| EXERCISE INSTRUCTIONS |
Once you have read the records below, restate them word for word.

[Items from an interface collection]
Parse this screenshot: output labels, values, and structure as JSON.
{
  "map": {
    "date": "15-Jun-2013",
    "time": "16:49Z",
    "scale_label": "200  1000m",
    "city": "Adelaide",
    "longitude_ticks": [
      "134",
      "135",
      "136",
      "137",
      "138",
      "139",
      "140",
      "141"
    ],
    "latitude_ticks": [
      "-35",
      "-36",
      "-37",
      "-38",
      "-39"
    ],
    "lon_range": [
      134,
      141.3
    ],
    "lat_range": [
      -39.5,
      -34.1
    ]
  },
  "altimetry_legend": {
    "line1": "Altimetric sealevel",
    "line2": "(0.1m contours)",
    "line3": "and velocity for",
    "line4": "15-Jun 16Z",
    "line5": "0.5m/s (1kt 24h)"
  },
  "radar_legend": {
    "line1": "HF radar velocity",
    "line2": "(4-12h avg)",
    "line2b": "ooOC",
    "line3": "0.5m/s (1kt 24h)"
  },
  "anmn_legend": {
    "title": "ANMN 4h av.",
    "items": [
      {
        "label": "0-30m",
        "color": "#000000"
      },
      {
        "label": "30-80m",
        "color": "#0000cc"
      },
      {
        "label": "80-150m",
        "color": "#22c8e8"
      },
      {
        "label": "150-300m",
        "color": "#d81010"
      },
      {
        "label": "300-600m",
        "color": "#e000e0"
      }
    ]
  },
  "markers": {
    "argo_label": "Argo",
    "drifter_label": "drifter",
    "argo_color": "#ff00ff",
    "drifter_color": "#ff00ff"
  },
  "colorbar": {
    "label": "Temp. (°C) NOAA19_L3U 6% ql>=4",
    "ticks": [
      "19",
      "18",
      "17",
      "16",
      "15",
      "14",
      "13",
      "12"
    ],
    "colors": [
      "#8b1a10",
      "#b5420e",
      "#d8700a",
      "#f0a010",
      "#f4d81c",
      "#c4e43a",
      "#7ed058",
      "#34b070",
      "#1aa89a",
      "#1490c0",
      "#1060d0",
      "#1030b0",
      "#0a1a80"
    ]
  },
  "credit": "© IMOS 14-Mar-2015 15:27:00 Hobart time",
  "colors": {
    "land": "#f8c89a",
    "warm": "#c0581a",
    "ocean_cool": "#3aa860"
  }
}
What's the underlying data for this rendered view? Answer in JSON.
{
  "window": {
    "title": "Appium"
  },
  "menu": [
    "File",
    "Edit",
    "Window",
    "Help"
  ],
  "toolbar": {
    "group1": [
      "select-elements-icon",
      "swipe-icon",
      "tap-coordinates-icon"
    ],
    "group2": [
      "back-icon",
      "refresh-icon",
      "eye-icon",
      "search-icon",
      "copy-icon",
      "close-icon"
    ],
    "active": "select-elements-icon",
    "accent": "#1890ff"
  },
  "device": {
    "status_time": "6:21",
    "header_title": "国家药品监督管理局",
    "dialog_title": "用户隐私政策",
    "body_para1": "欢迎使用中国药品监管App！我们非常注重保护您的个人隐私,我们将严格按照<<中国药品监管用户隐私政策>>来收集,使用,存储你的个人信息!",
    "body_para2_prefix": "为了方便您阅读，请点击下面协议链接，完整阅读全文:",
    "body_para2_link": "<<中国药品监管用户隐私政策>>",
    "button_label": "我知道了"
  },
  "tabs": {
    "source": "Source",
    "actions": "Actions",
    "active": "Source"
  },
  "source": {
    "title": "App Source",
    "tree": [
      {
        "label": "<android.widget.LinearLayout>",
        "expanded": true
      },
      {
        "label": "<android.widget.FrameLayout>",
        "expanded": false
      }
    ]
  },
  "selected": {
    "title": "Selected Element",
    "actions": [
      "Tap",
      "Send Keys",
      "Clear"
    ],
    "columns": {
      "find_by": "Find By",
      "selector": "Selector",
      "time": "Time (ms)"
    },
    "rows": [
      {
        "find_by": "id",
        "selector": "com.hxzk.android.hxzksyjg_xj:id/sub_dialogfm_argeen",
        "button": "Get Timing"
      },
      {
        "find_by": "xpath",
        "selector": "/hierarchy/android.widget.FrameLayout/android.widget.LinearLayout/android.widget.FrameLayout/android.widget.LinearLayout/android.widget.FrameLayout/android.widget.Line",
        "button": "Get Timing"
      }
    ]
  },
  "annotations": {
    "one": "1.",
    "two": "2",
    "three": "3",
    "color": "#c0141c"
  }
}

| FINAL ANSWER |
Parse this screenshot: output labels, values, and structure as JSON.
{
  "map": {
    "date": "15-Jun-2013",
    "time": "16:49Z",
    "scale_label": "200  1000m",
    "city": "Adelaide",
    "longitude_ticks": [
      "134",
      "135",
      "136",
      "137",
      "138",
      "139",
      "140",
      "141"
    ],
    "latitude_ticks": [
      "-35",
      "-36",
      "-37",
      "-38",
      "-39"
    ],
    "lon_range": [
      134,
      141.3
    ],
    "lat_range": [
      -39.5,
      -34.1
    ]
  },
  "altimetry_legend": {
    "line1": "Altimetric sealevel",
    "line2": "(0.1m contours)",
    "line3": "and velocity for",
    "line4": "15-Jun 16Z",
    "line5": "0.5m/s (1kt 24h)"
  },
  "radar_legend": {
    "line1": "HF radar velocity",
    "line2": "(4-12h avg)",
    "line2b": "ooOC",
    "line3": "0.5m/s (1kt 24h)"
  },
  "anmn_legend": {
    "title": "ANMN 4h av.",
    "items": [
      {
        "label": "0-30m",
        "color": "#000000"
      },
      {
        "label": "30-80m",
        "color": "#0000cc"
      },
      {
        "label": "80-150m",
        "color": "#22c8e8"
      },
      {
        "label": "150-300m",
        "color": "#d81010"
      },
      {
        "label": "300-600m",
        "color": "#e000e0"
      }
    ]
  },
  "markers": {
    "argo_label": "Argo",
    "drifter_label": "drifter",
    "argo_color": "#ff00ff",
    "drifter_color": "#ff00ff"
  },
  "colorbar": {
    "label": "Temp. (°C) NOAA19_L3U 6% ql>=4",
    "ticks": [
      "19",
      "18",
      "17",
      "16",
      "15",
      "14",
      "13",
      "12"
    ],
    "colors": [
      "#8b1a10",
      "#b5420e",
      "#d8700a",
      "#f0a010",
      "#f4d81c",
      "#c4e43a",
      "#7ed058",
      "#34b070",
      "#1aa89a",
      "#1490c0",
      "#1060d0",
      "#1030b0",
      "#0a1a80"
    ]
  },
  "credit": "© IMOS 14-Mar-2015 15:27:00 Hobart time",
  "colors": {
    "land": "#f8c89a",
    "warm": "#c0581a",
    "ocean_cool": "#3aa860"
  }
}
What's the underlying data for this rendered view? Answer in JSON.
{
  "window": {
    "title": "Appium"
  },
  "menu": [
    "File",
    "Edit",
    "Window",
    "Help"
  ],
  "toolbar": {
    "group1": [
      "select-elements-icon",
      "swipe-icon",
      "tap-coordinates-icon"
    ],
    "group2": [
      "back-icon",
      "refresh-icon",
      "eye-icon",
      "search-icon",
      "copy-icon",
      "close-icon"
    ],
    "active": "select-elements-icon",
    "accent": "#1890ff"
  },
  "device": {
    "status_time": "6:21",
    "header_title": "国家药品监督管理局",
    "dialog_title": "用户隐私政策",
    "body_para1": "欢迎使用中国药品监管App！我们非常注重保护您的个人隐私,我们将严格按照<<中国药品监管用户隐私政策>>来收集,使用,存储你的个人信息!",
    "body_para2_prefix": "为了方便您阅读，请点击下面协议链接，完整阅读全文:",
    "body_para2_link": "<<中国药品监管用户隐私政策>>",
    "button_label": "我知道了"
  },
  "tabs": {
    "source": "Source",
    "actions": "Actions",
    "active": "Source"
  },
  "source": {
    "title": "App Source",
    "tree": [
      {
        "label": "<android.widget.LinearLayout>",
        "expanded": true
      },
      {
        "label": "<android.widget.FrameLayout>",
        "expanded": false
      }
    ]
  },
  "selected": {
    "title": "Selected Element",
    "actions": [
      "Tap",
      "Send Keys",
      "Clear"
    ],
    "columns": {
      "find_by": "Find By",
      "selector": "Selector",
      "time": "Time (ms)"
    },
    "rows": [
      {
        "find_by": "id",
        "selector": "com.hxzk.android.hxzksyjg_xj:id/sub_dialogfm_argeen",
        "button": "Get Timing"
      },
      {
        "find_by": "xpath",
        "selector": "/hierarchy/android.widget.FrameLayout/android.widget.LinearLayout/android.widget.FrameLayout/android.widget.LinearLayout/android.widget.FrameLayout/android.widget.Line",
        "button": "Get Timing"
      }
    ]
  },
  "annotations": {
    "one": "1.",
    "two": "2",
    "three": "3",
    "color": "#c0141c"
  }
}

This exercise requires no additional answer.